heat source. The right molding temperature will vary a bit with the
thickness and even species of bovine that the horn comes from, and
your elevation. General rule of thumb is about an hour minimum at a
slow boil/high simmer plus about another 10 minutes or so for every
millimeter of thickness. You will have to experiment with scrap to
get the baseline for your local. Here in N. Florida, I can mold
simple shapes after 60-70 minutes, say a spoon bowl. Compound
curves, like a fluted edge is more like 90 minutes. It helps if the
molding tools are warm as well. They don’t need to be scorching
hot, but too hot to comfortably touch seems to help.

Ron Charlotte – Gainesville, FL
@Ron_Charlotte1 OR afn03234@afn.org


#3

Can this horn material be treated like wood marquetry and colored by
scorching it by placing the piece into hot sand to give it a shading
(brownish) color treatment?

Regards,
Mark


#4
Can this horn material be treated like wood marquetry and colored
by scorching it by placing the piece into hot sand to give it a
shading (brownish) color treatment? 

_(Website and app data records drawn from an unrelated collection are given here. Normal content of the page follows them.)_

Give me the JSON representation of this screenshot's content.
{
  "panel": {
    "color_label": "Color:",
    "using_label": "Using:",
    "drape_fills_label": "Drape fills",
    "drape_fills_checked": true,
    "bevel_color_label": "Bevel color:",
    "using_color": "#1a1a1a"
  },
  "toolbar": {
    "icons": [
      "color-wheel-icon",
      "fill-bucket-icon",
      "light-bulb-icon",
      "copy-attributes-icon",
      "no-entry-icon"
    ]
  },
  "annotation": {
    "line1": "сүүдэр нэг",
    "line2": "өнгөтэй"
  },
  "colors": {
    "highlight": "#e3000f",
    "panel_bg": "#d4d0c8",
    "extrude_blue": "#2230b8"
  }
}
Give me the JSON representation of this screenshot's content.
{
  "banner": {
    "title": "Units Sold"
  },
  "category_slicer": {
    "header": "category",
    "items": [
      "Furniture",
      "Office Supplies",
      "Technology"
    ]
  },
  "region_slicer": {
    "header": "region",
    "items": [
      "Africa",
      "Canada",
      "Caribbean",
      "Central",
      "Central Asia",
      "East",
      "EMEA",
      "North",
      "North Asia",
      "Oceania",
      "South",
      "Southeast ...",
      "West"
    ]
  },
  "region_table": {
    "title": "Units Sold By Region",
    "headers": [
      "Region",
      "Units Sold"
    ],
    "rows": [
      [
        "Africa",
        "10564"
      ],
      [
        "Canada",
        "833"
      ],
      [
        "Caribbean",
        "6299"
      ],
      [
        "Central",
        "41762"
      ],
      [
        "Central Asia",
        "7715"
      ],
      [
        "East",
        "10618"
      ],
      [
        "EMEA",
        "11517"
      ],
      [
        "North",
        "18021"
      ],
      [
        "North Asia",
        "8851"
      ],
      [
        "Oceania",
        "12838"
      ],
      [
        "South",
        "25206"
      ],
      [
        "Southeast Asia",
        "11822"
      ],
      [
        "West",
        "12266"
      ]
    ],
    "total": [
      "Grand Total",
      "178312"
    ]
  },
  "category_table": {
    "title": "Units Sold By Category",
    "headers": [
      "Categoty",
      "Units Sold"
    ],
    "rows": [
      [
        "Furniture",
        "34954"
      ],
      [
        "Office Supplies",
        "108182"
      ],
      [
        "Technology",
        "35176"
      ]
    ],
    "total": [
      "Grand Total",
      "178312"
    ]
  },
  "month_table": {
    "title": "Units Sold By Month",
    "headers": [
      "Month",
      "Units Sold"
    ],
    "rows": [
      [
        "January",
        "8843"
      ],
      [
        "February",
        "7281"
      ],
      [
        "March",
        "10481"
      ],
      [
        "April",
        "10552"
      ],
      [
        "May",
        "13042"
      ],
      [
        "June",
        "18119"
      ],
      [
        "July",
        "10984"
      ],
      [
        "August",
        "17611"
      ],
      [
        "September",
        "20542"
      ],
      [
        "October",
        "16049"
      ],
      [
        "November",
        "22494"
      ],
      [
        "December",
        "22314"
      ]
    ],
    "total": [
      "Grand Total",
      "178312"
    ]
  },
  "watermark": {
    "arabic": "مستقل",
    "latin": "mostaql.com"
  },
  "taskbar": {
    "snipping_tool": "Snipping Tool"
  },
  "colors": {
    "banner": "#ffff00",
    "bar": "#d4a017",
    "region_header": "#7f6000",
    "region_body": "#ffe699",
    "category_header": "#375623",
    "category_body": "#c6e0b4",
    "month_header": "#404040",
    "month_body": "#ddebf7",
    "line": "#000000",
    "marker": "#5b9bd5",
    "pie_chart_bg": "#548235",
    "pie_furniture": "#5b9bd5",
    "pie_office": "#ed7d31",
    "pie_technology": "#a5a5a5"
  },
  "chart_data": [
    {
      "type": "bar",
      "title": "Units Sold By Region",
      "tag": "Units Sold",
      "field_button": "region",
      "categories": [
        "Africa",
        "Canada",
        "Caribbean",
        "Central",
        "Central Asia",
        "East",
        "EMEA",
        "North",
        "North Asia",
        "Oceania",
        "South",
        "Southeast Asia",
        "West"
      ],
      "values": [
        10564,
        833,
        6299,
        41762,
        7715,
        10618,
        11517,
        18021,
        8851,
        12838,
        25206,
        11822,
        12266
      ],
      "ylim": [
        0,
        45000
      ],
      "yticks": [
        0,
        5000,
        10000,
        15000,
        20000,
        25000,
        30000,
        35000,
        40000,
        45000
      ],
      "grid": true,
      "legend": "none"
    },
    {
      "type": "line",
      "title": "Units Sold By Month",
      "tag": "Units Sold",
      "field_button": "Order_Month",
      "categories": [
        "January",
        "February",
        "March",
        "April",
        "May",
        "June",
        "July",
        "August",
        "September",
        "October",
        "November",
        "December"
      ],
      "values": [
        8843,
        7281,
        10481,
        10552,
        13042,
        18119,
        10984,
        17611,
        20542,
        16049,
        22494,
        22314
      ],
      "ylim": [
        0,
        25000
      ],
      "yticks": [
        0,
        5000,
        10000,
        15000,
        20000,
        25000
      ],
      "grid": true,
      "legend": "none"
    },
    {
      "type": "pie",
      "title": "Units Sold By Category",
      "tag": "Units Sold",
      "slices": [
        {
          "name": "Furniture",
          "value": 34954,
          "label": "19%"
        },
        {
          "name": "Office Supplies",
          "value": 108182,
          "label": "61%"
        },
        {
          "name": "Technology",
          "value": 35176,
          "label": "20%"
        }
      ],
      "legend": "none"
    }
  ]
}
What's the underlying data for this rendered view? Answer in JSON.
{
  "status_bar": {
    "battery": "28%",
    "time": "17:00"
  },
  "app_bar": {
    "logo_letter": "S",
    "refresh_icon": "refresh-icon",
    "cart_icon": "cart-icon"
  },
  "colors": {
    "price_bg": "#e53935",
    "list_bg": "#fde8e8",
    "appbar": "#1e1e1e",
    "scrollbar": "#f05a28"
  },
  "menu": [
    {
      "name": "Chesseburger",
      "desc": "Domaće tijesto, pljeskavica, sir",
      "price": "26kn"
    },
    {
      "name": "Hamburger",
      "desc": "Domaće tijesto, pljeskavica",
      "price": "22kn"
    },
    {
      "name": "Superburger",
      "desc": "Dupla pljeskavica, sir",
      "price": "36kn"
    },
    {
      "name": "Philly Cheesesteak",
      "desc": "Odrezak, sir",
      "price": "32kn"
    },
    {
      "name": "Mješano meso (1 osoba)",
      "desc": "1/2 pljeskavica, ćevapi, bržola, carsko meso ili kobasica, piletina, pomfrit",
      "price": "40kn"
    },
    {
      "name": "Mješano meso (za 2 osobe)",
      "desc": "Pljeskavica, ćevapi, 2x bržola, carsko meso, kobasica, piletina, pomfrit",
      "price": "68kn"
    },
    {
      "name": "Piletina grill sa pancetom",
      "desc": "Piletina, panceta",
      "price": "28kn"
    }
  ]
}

Hmm, I hadn’t thought of trying scorching heat to color horn. I may
have to experiment with some scrap. Historically, horn was
certainly used for inlay and veneer work. It can be delaminated
into thinner layers (it will do so on it’s own if left in the right
conditions). I have colored horn using leather dyes, and (quite by
accident initially) Kool aid drink mix.

Ron Charlotte – Gainesville, FL
@Ron_Charlotte1 OR afn03234@afn.org


#5

I have no experience with boiling horn but I think that the
temperature is a little too low in order to do much forming. I have
attended a course dealing with horn, bone and similar items and as I
recall, the best temperature is between 150 and 200 deg. C

One important thing to remember is to apply a generous amount of oil
before heating, otherwise the horn will dry out, smell like roasted
pigskin and start to bubble. Use the cheapest cooking oil available,
here in Denmark that is grape seed oil.

You can use a regular kitchen oven on the lowest setting, smear the
piece with oil and place it on a piece of alluminium foil. Leave it
in the oven for no more than four to five minutes. You will have to
experiment.

One little snag about working with horn is that it cool off very
fast so you don92t have much working time before it gets too cold to
mould.

You can also use a hot air gun but never forget the oil or else the
horn will be ruined.

If you are unhappy about the shape you get you can always oil again
and reheat. This will bring the horn back to its original shape.

Have fun
Boerge